(Data entries)
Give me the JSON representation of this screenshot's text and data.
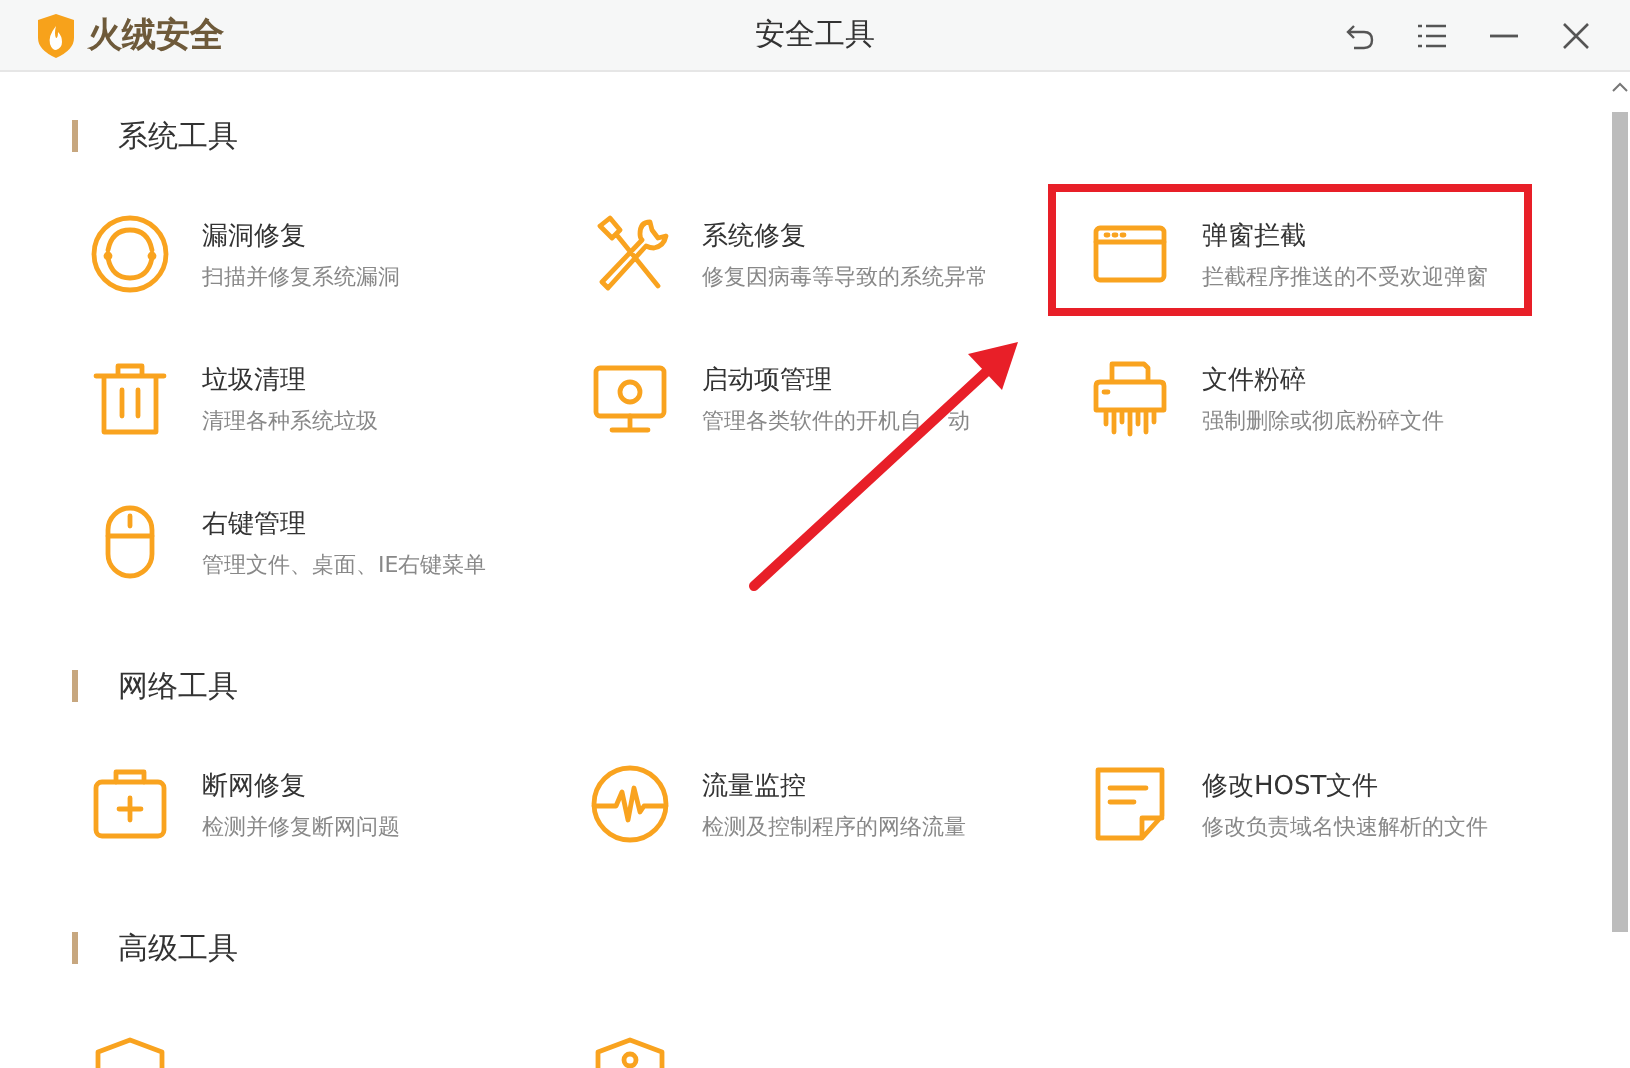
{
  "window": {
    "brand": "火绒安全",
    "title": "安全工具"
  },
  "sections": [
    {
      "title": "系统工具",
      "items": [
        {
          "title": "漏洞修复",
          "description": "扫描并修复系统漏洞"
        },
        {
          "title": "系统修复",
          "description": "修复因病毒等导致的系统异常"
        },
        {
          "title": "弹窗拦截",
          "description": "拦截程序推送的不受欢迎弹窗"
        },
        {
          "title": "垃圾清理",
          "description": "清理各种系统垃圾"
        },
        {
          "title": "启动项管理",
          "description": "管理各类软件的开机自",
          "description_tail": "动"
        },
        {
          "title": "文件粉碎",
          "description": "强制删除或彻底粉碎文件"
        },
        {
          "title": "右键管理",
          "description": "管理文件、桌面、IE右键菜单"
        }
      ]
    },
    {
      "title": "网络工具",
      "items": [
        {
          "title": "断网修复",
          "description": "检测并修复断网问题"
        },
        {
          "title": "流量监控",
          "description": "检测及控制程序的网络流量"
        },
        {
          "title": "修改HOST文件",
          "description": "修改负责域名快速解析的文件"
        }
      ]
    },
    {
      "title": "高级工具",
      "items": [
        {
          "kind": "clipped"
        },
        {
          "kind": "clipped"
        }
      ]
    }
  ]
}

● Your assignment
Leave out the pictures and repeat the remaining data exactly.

● Answer to the exercise
Give me the JSON representation of this screenshot's text and data.
{
  "window": {
    "brand": "火绒安全",
    "title": "安全工具"
  },
  "sections": [
    {
      "title": "系统工具",
      "items": [
        {
          "title": "漏洞修复",
          "description": "扫描并修复系统漏洞"
        },
        {
          "title": "系统修复",
          "description": "修复因病毒等导致的系统异常"
        },
        {
          "title": "弹窗拦截",
          "description": "拦截程序推送的不受欢迎弹窗"
        },
        {
          "title": "垃圾清理",
          "description": "清理各种系统垃圾"
        },
        {
          "title": "启动项管理",
          "description": "管理各类软件的开机自",
          "description_tail": "动"
        },
        {
          "title": "文件粉碎",
          "description": "强制删除或彻底粉碎文件"
        },
        {
          "title": "右键管理",
          "description": "管理文件、桌面、IE右键菜单"
        }
      ]
    },
    {
      "title": "网络工具",
      "items": [
        {
          "title": "断网修复",
          "description": "检测并修复断网问题"
        },
        {
          "title": "流量监控",
          "description": "检测及控制程序的网络流量"
        },
        {
          "title": "修改HOST文件",
          "description": "修改负责域名快速解析的文件"
        }
      ]
    },
    {
      "title": "高级工具",
      "items": [
        {
          "kind": "clipped"
        },
        {
          "kind": "clipped"
        }
      ]
    }
  ]
}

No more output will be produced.